Details tell us that a net of 22,600 had found jobs in April. Specifically, full-time employment increased by 32,700 and replaced the 10,000 jobs lost.
Overall, a pretty good turnout for the report especially after last month’s net jobs gains was reduced from +4,900 to -700.
UK to remain in customs union for longer?
The biggest story of the hour is a Telegraph report hinting that Britain might be open to staying in the EU’s customs union beyond 2021.
If you recall, the U.K. had already secured a transition deal with the EU that it would keep its trade deals steady until 2020.
But according to Telegraph, the Brexit Cabinet had already signed off on the new “backstop” in order to avoid a hard Irish border.
Though no official word had gone out yet, the prospect of a more gradual Brexit had pushed the pound higher across the board.
Mixed risk sentiment

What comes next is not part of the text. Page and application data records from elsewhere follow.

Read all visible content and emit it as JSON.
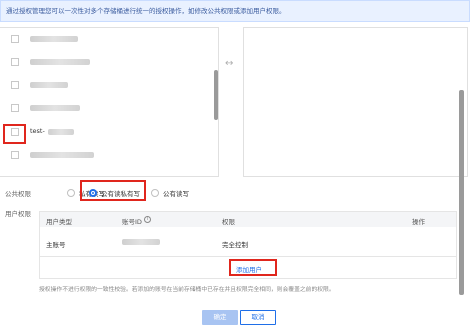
{
  "notice": "通过授权管理您可以一次性对多个存储桶进行统一的授权操作，如修改公共权限或添加用户权限。",
  "bucket_list": {
    "visible_label": "test-",
    "row_count": 6,
    "selected_row": 4
  },
  "transfer_icon": "↔",
  "public_permission": {
    "label": "公共权限",
    "options": [
      "私有读写",
      "公有读私有写",
      "公有读写"
    ],
    "selected": "公有读私有写"
  },
  "user_permission": {
    "label": "用户权限",
    "columns": [
      "用户类型",
      "账号ID",
      "权限",
      "操作"
    ],
    "rows": [
      {
        "type": "主账号",
        "permission": "完全控制"
      }
    ],
    "add_user_label": "添加用户"
  },
  "footnote": "授权操作不进行权限的一致性校验。若添加的账号在当前存储桶中已存在并且权限完全相同，则会覆盖之前的权限。",
  "buttons": {
    "confirm": "确定",
    "cancel": "取消"
  },
  "colors": {
    "accent": "#1f6fe8",
    "highlight": "#e0261d",
    "notice_bg": "#e9f1ff"
  }
}
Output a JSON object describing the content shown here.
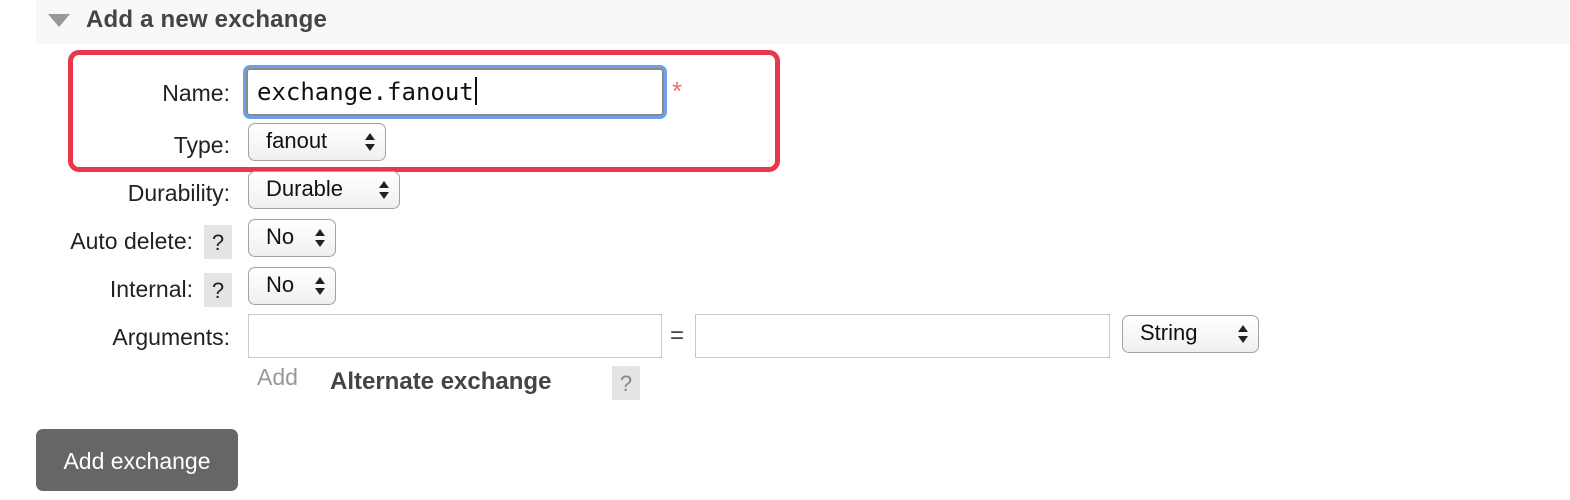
{
  "section": {
    "title": "Add a new exchange"
  },
  "form": {
    "name_label": "Name:",
    "name_value": "exchange.fanout",
    "required_mark": "*",
    "type_label": "Type:",
    "type_value": "fanout",
    "durability_label": "Durability:",
    "durability_value": "Durable",
    "auto_delete_label": "Auto delete:",
    "auto_delete_value": "No",
    "internal_label": "Internal:",
    "internal_value": "No",
    "arguments_label": "Arguments:",
    "arguments_key": "",
    "arguments_value": "",
    "equals_sign": "=",
    "arguments_type_value": "String",
    "help_mark": "?",
    "add_link": "Add",
    "alternate_exchange_label": "Alternate exchange"
  },
  "actions": {
    "submit_label": "Add exchange"
  },
  "colors": {
    "highlight_border": "#e8374a",
    "focus_ring": "#6ea0ea",
    "required_mark": "#ee6f6f",
    "submit_background": "#666666"
  }
}
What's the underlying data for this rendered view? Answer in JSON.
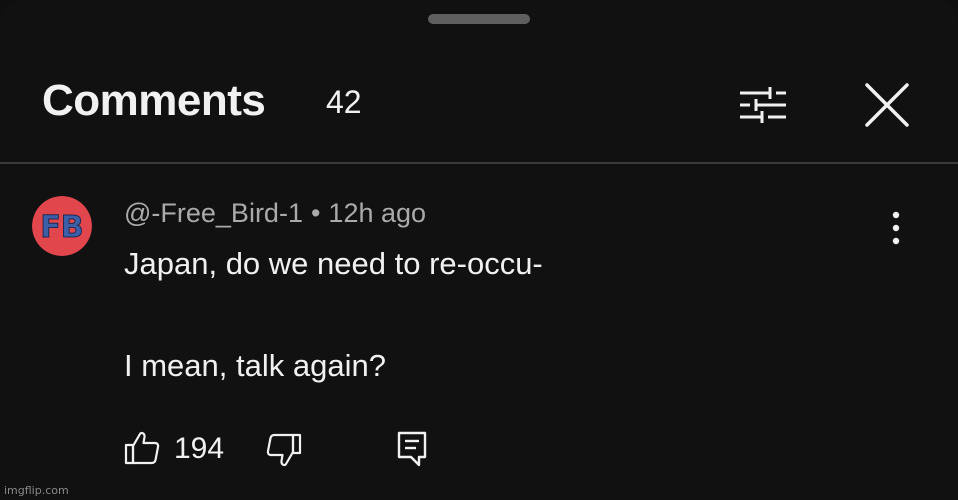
{
  "panel": {
    "title": "Comments",
    "comment_count": "42",
    "filter_icon": "sliders-icon",
    "close_icon": "close-icon"
  },
  "comment": {
    "author": "@-Free_Bird-1",
    "separator": "•",
    "time": "12h ago",
    "avatar_text": "FB",
    "avatar_colors": {
      "background": "#e0464b",
      "letters": "#3d5fa8"
    },
    "line1": "Japan, do we need to re-occu-",
    "line2": "I mean, talk again?",
    "like_count": "194",
    "icons": {
      "more": "more-vertical-icon",
      "like": "thumbs-up-icon",
      "dislike": "thumbs-down-icon",
      "reply": "reply-icon"
    }
  },
  "watermark": "imgflip.com",
  "colors": {
    "background": "#111111",
    "text_primary": "#f1f1f1",
    "text_secondary": "#aaaaaa",
    "divider": "#3a3a3a"
  }
}
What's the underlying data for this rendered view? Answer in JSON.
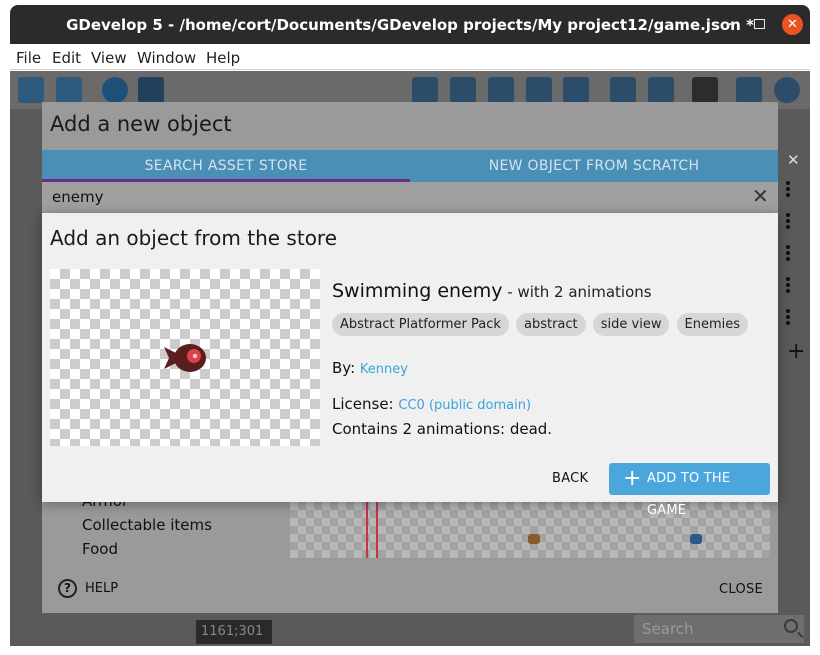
{
  "window": {
    "title": "GDevelop 5 - /home/cort/Documents/GDevelop projects/My project12/game.json *",
    "minimize_glyph": "–",
    "close_glyph": "✕"
  },
  "menubar": {
    "items": [
      "File",
      "Edit",
      "View",
      "Window",
      "Help"
    ]
  },
  "background": {
    "coords": "1161;301",
    "search_placeholder": "Search",
    "categories": [
      "Armor",
      "Collectable items",
      "Food"
    ]
  },
  "new_object_dialog": {
    "title": "Add a new object",
    "tabs": [
      "SEARCH ASSET STORE",
      "NEW OBJECT FROM SCRATCH"
    ],
    "active_tab": 0,
    "search_value": "enemy",
    "help_label": "HELP",
    "close_label": "CLOSE"
  },
  "store_dialog": {
    "title": "Add an object from the store",
    "asset": {
      "name": "Swimming enemy",
      "subtitle": " - with 2 animations",
      "tags": [
        "Abstract Platformer Pack",
        "abstract",
        "side view",
        "Enemies"
      ],
      "author_label": "By:",
      "author": "Kenney",
      "license_label": "License:",
      "license": "CC0 (public domain)",
      "contains": "Contains 2 animations: dead."
    },
    "back_label": "BACK",
    "add_label": "ADD TO THE GAME"
  },
  "colors": {
    "accent": "#4ba6db",
    "tab_indicator": "#6b2d8a",
    "close_button": "#e95420"
  }
}
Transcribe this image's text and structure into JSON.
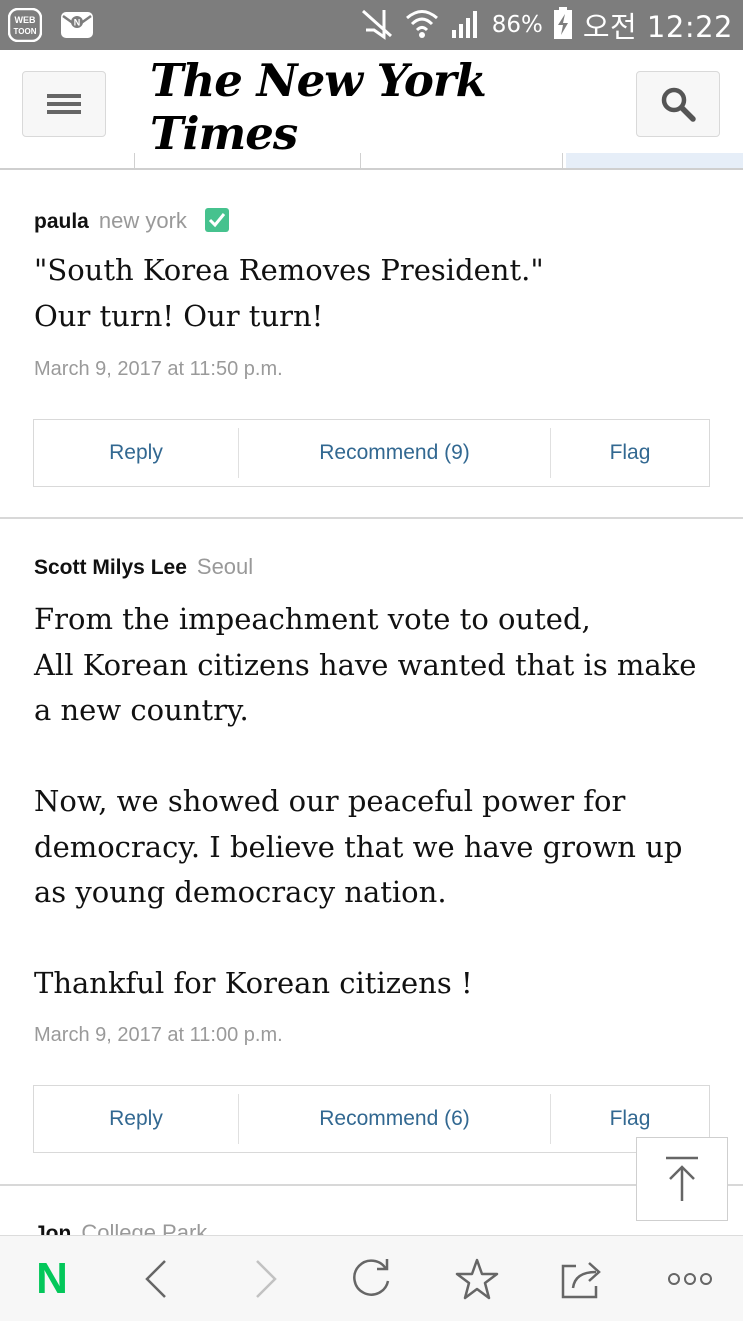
{
  "status_bar": {
    "app_icons": [
      "webtoon-app-icon",
      "naver-mail-icon"
    ],
    "webtoon_label_top": "WEB",
    "webtoon_label_bottom": "TOON",
    "battery_percent": "86%",
    "time": "오전 12:22",
    "icons": [
      "mute-icon",
      "wifi-icon",
      "signal-icon",
      "battery-charging-icon"
    ]
  },
  "header": {
    "logo": "The New York Times",
    "menu_icon": "hamburger-menu-icon",
    "search_icon": "search-icon"
  },
  "comments": [
    {
      "author": "paula",
      "location": "new york",
      "verified": true,
      "body": "\"South Korea Removes President.\"\nOur turn! Our turn!",
      "date": "March 9, 2017 at 11:50 p.m.",
      "reply_label": "Reply",
      "recommend_label": "Recommend (9)",
      "flag_label": "Flag"
    },
    {
      "author": "Scott Milys Lee",
      "location": "Seoul",
      "verified": false,
      "body": "From the impeachment vote to outed,\nAll Korean citizens have wanted that is make a new country.\n\nNow, we showed our peaceful power for democracy. I believe that we have grown up as young democracy nation.\n\nThankful for Korean citizens !",
      "date": "March 9, 2017 at 11:00 p.m.",
      "reply_label": "Reply",
      "recommend_label": "Recommend (6)",
      "flag_label": "Flag"
    },
    {
      "author": "Jon",
      "location": "College Park"
    }
  ],
  "back_to_top_icon": "arrow-up-to-top-icon",
  "bottom_nav": {
    "logo_letter": "N",
    "brand_color": "#03c75a",
    "icons": [
      "naver-home-icon",
      "back-icon",
      "forward-icon",
      "refresh-icon",
      "bookmark-star-icon",
      "share-icon",
      "more-icon"
    ]
  },
  "colors": {
    "link": "#326891",
    "verified": "#46c28e",
    "status_bar": "#7d7d7d"
  }
}
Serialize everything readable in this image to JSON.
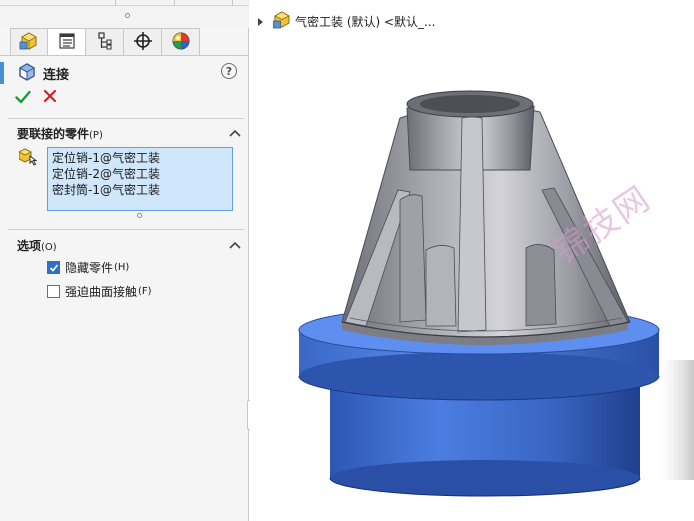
{
  "panel": {
    "tabs": [
      {
        "name": "feature-manager-tab",
        "icon": "feature-tree-icon"
      },
      {
        "name": "property-manager-tab",
        "icon": "property-list-icon"
      },
      {
        "name": "configuration-manager-tab",
        "icon": "configuration-icon"
      },
      {
        "name": "dimxpert-tab",
        "icon": "crosshair-icon"
      },
      {
        "name": "display-manager-tab",
        "icon": "appearance-sphere-icon"
      }
    ],
    "active_tab": 1,
    "title": "连接",
    "help": "?",
    "components_section": {
      "title": "要联接的零件",
      "shortcut": "(P)",
      "items": [
        "定位销-1@气密工装",
        "定位销-2@气密工装",
        "密封筒-1@气密工装"
      ]
    },
    "options_section": {
      "title": "选项",
      "shortcut": "(O)",
      "options": [
        {
          "label": "隐藏零件",
          "shortcut": "(H)",
          "checked": true
        },
        {
          "label": "强迫曲面接触",
          "shortcut": "(F)",
          "checked": false
        }
      ]
    }
  },
  "viewport": {
    "tree_label": "气密工装 (默认) <默认_...",
    "watermark": "锦技网"
  },
  "colors": {
    "accent": "#4a8fd4",
    "selection_fill": "#cfe6fb",
    "ok_green": "#1f9a3a",
    "cancel_red": "#d42020",
    "flange_blue": "#3f6fd0",
    "body_gray": "#8c8c94"
  }
}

The Asian bourses mostly went in the way of their U.S. counterparts as traders priced in their concern for the U.S.-China trade relations as well as higher interest rates from the U.S.
Nikkei dodged the bullet, though, despite (or because of?) Japan sharing that it’s informing the World Trade Organization of its plans to slap on $409M worth of tariffs in response to the U.S. imposing tariffs on steel and aluminum imports.
- Nikkei is up by 0.72% to 22,879.7
- Australia’s A SX 200 is down by 0.13% to 6,104.1
- Hang Seng is down by 0.04% to 31,098.0
- Shanghai index is down by 0.23% to 3,162.229
Meanwhile, commodity currencies recovered with gold taking advantage of dollar weakness and oil prices being pushed by a deeper-than-expected pullback in oil inventories printed in the previous session.
- Gold is up by 0.14% to $1,292.50
- Brent crude oil is up by 0.06% to $79.37
- U.S WTI is up by 0.27% to $71.71
Major Market Mover(s):
The dollar weakened across the board on a pullback in U.S. Treasury yields and profit-taking ahead of trade talks between China and U.S. representatives today.
EUR/USD is up by 20 pips (+0.17%) to 1.1827
USD/JPY is down by 16 pips (-0.14%) to 110.24
USD/CHF is down by 18 pips (-0.17%) to .9995
Interestingly enough, it was especially weak against the comdolls.
AUD/USD is up by 28 pips (+0.38%) to .7543
NZD/USD is up by 23 pips (+0.33%) to .6919
USD/CAD is down by 31 pips (-0.24%) to 1.2759
The pound clobbered its major counterparts on Telegraph’s news that Britain may choose to stay with the EU customs union after the 2020 deal has expired.
GBP/USD is up by 70 pips (+0.52%) to 1.3556
GBP/JPY is up by 56 pips (+0.38%) to 1.9589
EUR/GBP down by 28 pips (-0.32%) to .8724
GBP/CHF is up by 46 pips (+0.27%) to 1.3549
Watch Out For:
- 8:00 am GMT: Italy’s trade balance (3.74B EUR expected, 3.10B EUR previous)